● Working data
▼

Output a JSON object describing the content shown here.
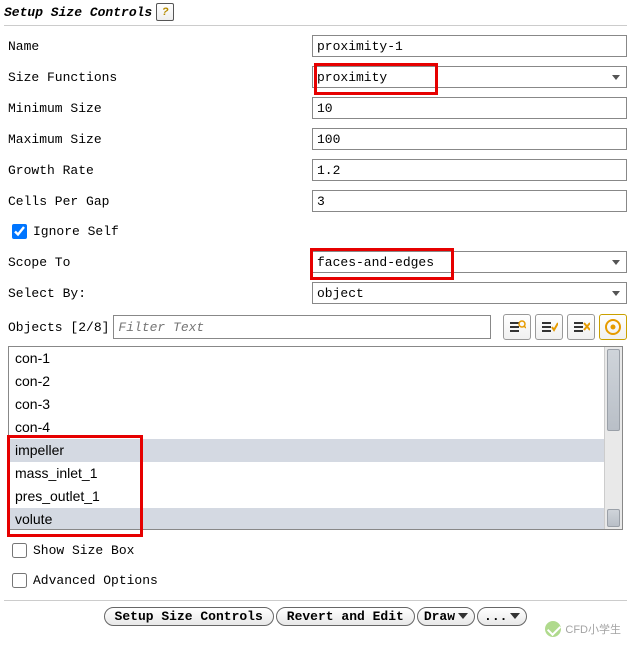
{
  "header": {
    "title": "Setup Size Controls"
  },
  "form": {
    "name_label": "Name",
    "name_value": "proximity-1",
    "size_functions_label": "Size Functions",
    "size_functions_value": "proximity",
    "min_size_label": "Minimum Size",
    "min_size_value": "10",
    "max_size_label": "Maximum Size",
    "max_size_value": "100",
    "growth_rate_label": "Growth Rate",
    "growth_rate_value": "1.2",
    "cells_per_gap_label": "Cells Per Gap",
    "cells_per_gap_value": "3",
    "ignore_self_label": "Ignore Self",
    "scope_to_label": "Scope To",
    "scope_to_value": "faces-and-edges",
    "select_by_label": "Select By:",
    "select_by_value": "object"
  },
  "objects": {
    "heading": "Objects [2/8]",
    "filter_placeholder": "Filter Text",
    "items": [
      {
        "label": "con-1",
        "selected": false
      },
      {
        "label": "con-2",
        "selected": false
      },
      {
        "label": "con-3",
        "selected": false
      },
      {
        "label": "con-4",
        "selected": false
      },
      {
        "label": "impeller",
        "selected": true
      },
      {
        "label": "mass_inlet_1",
        "selected": false
      },
      {
        "label": "pres_outlet_1",
        "selected": false
      },
      {
        "label": "volute",
        "selected": true
      }
    ]
  },
  "footer": {
    "show_size_box_label": "Show Size Box",
    "advanced_options_label": "Advanced Options"
  },
  "buttons": {
    "setup": "Setup Size Controls",
    "revert": "Revert and Edit",
    "draw": "Draw",
    "more": "..."
  },
  "watermark": {
    "text": "CFD小学生"
  }
}
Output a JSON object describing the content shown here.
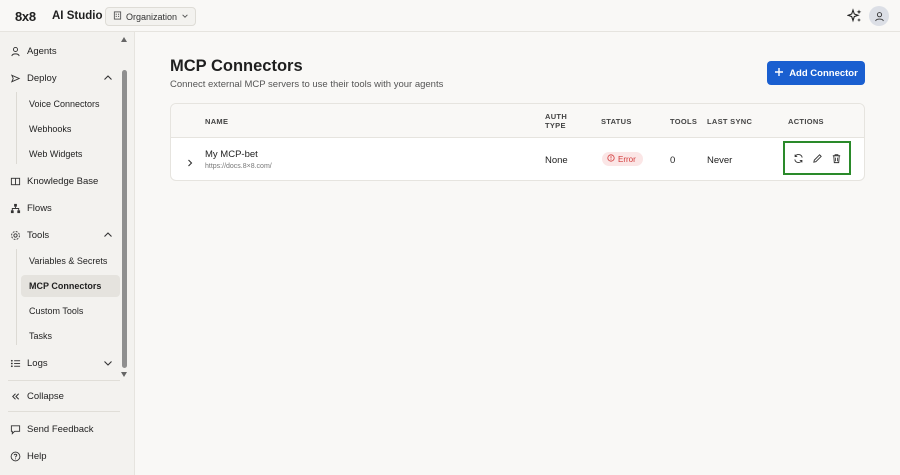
{
  "header": {
    "logo": "8x8",
    "app_name": "AI Studio",
    "org_label": "Organization"
  },
  "sidebar": {
    "items": [
      {
        "label": "Agents",
        "icon": "person-icon"
      },
      {
        "label": "Deploy",
        "icon": "deploy-icon",
        "expanded": true
      },
      {
        "label": "Voice Connectors",
        "sub": true
      },
      {
        "label": "Webhooks",
        "sub": true
      },
      {
        "label": "Web Widgets",
        "sub": true
      },
      {
        "label": "Knowledge Base",
        "icon": "book-icon"
      },
      {
        "label": "Flows",
        "icon": "flows-icon"
      },
      {
        "label": "Tools",
        "icon": "gear-icon",
        "expanded": true
      },
      {
        "label": "Variables & Secrets",
        "sub": true
      },
      {
        "label": "MCP Connectors",
        "sub": true,
        "active": true
      },
      {
        "label": "Custom Tools",
        "sub": true
      },
      {
        "label": "Tasks",
        "sub": true
      },
      {
        "label": "Logs",
        "icon": "logs-icon",
        "expanded": false
      }
    ],
    "collapse_label": "Collapse",
    "feedback_label": "Send Feedback",
    "help_label": "Help"
  },
  "page": {
    "title": "MCP Connectors",
    "subtitle": "Connect external MCP servers to use their tools with your agents",
    "add_button": "Add Connector"
  },
  "table": {
    "columns": {
      "name": "NAME",
      "auth_type": "AUTH TYPE",
      "status": "STATUS",
      "tools": "TOOLS",
      "last_sync": "LAST SYNC",
      "actions": "ACTIONS"
    },
    "rows": [
      {
        "name": "My MCP-bet",
        "url": "https://docs.8×8.com/",
        "auth_type": "None",
        "status": "Error",
        "tools": "0",
        "last_sync": "Never"
      }
    ]
  },
  "colors": {
    "accent": "#1a5fd0",
    "error": "#d23a3a",
    "highlight": "#2a8a2a"
  }
}
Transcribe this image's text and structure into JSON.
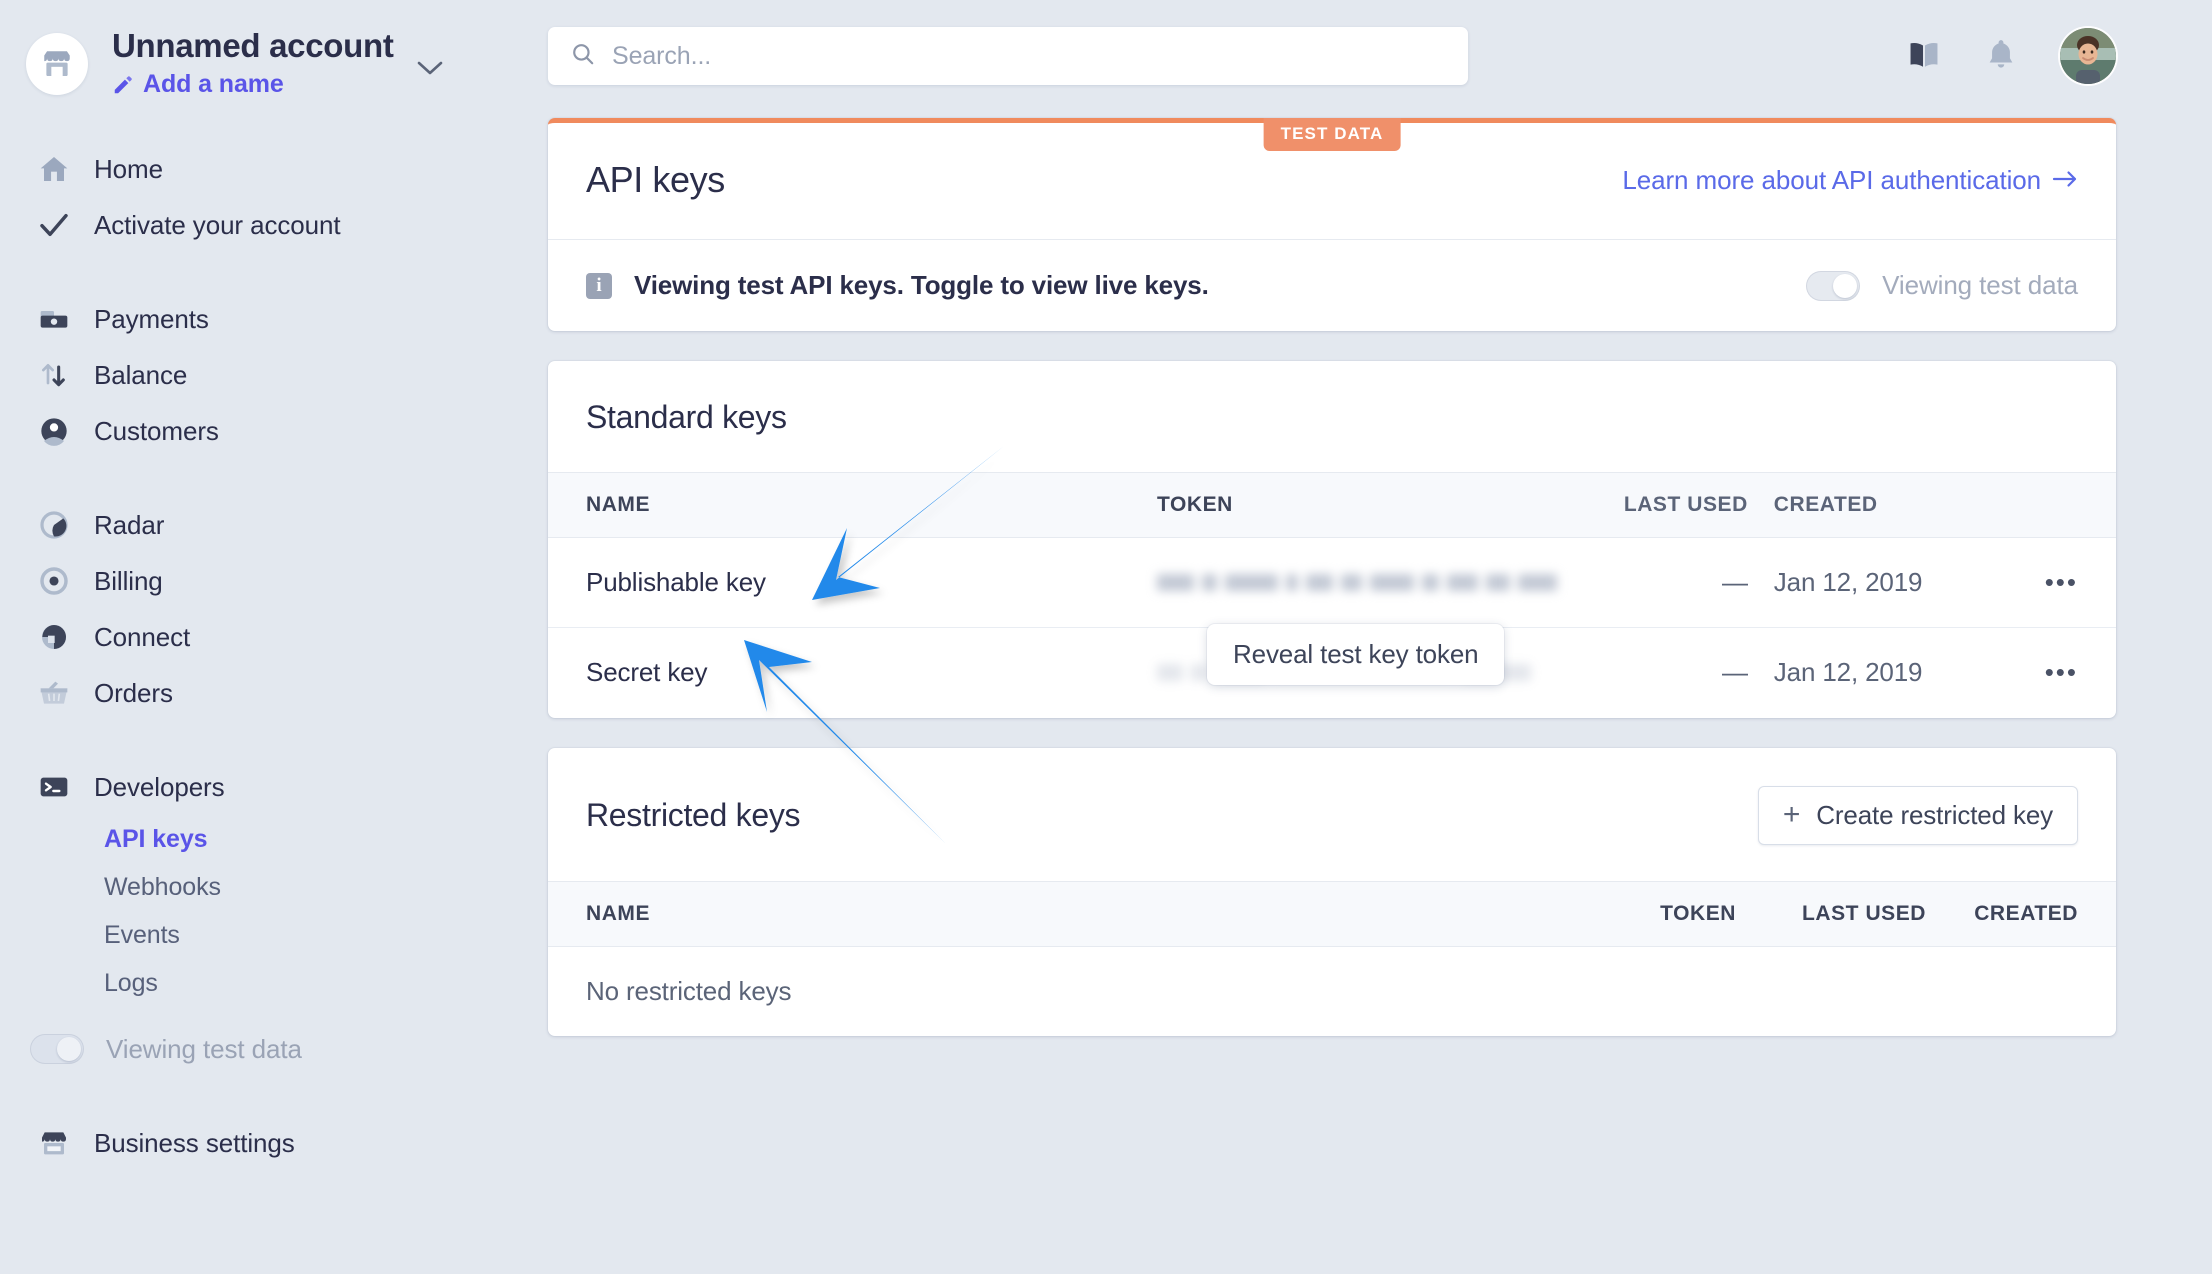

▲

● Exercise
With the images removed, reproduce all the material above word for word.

● Written response
Output a JSON object describing the content shown here.
{
  "header": {
    "title": "Setup Size Controls"
  },
  "form": {
    "name_label": "Name",
    "name_value": "proximity-1",
    "size_functions_label": "Size Functions",
    "size_functions_value": "proximity",
    "min_size_label": "Minimum Size",
    "min_size_value": "10",
    "max_size_label": "Maximum Size",
    "max_size_value": "100",
    "growth_rate_label": "Growth Rate",
    "growth_rate_value": "1.2",
    "cells_per_gap_label": "Cells Per Gap",
    "cells_per_gap_value": "3",
    "ignore_self_label": "Ignore Self",
    "scope_to_label": "Scope To",
    "scope_to_value": "faces-and-edges",
    "select_by_label": "Select By:",
    "select_by_value": "object"
  },
  "objects": {
    "heading": "Objects [2/8]",
    "filter_placeholder": "Filter Text",
    "items": [
      {
        "label": "con-1",
        "selected": false
      },
      {
        "label": "con-2",
        "selected": false
      },
      {
        "label": "con-3",
        "selected": false
      },
      {
        "label": "con-4",
        "selected": false
      },
      {
        "label": "impeller",
        "selected": true
      },
      {
        "label": "mass_inlet_1",
        "selected": false
      },
      {
        "label": "pres_outlet_1",
        "selected": false
      },
      {
        "label": "volute",
        "selected": true
      }
    ]
  },
  "footer": {
    "show_size_box_label": "Show Size Box",
    "advanced_options_label": "Advanced Options"
  },
  "buttons": {
    "setup": "Setup Size Controls",
    "revert": "Revert and Edit",
    "draw": "Draw",
    "more": "..."
  },
  "watermark": {
    "text": "CFD小学生"
  }
}
Output a JSON object describing the content shown here.
{
  "header": {
    "logo": "8x8",
    "app_name": "AI Studio",
    "org_label": "Organization"
  },
  "sidebar": {
    "items": [
      {
        "label": "Agents",
        "icon": "person-icon"
      },
      {
        "label": "Deploy",
        "icon": "deploy-icon",
        "expanded": true
      },
      {
        "label": "Voice Connectors",
        "sub": true
      },
      {
        "label": "Webhooks",
        "sub": true
      },
      {
        "label": "Web Widgets",
        "sub": true
      },
      {
        "label": "Knowledge Base",
        "icon": "book-icon"
      },
      {
        "label": "Flows",
        "icon": "flows-icon"
      },
      {
        "label": "Tools",
        "icon": "gear-icon",
        "expanded": true
      },
      {
        "label": "Variables & Secrets",
        "sub": true
      },
      {
        "label": "MCP Connectors",
        "sub": true,
        "active": true
      },
      {
        "label": "Custom Tools",
        "sub": true
      },
      {
        "label": "Tasks",
        "sub": true
      },
      {
        "label": "Logs",
        "icon": "logs-icon",
        "expanded": false
      }
    ],
    "collapse_label": "Collapse",
    "feedback_label": "Send Feedback",
    "help_label": "Help"
  },
  "page": {
    "title": "MCP Connectors",
    "subtitle": "Connect external MCP servers to use their tools with your agents",
    "add_button": "Add Connector"
  },
  "table": {
    "columns": {
      "name": "NAME",
      "auth_type": "AUTH TYPE",
      "status": "STATUS",
      "tools": "TOOLS",
      "last_sync": "LAST SYNC",
      "actions": "ACTIONS"
    },
    "rows": [
      {
        "name": "My MCP-bet",
        "url": "https://docs.8×8.com/",
        "auth_type": "None",
        "status": "Error",
        "tools": "0",
        "last_sync": "Never"
      }
    ]
  },
  "colors": {
    "accent": "#1a5fd0",
    "error": "#d23a3a",
    "highlight": "#2a8a2a"
  }
}
Transcribe this image's text and structure into JSON.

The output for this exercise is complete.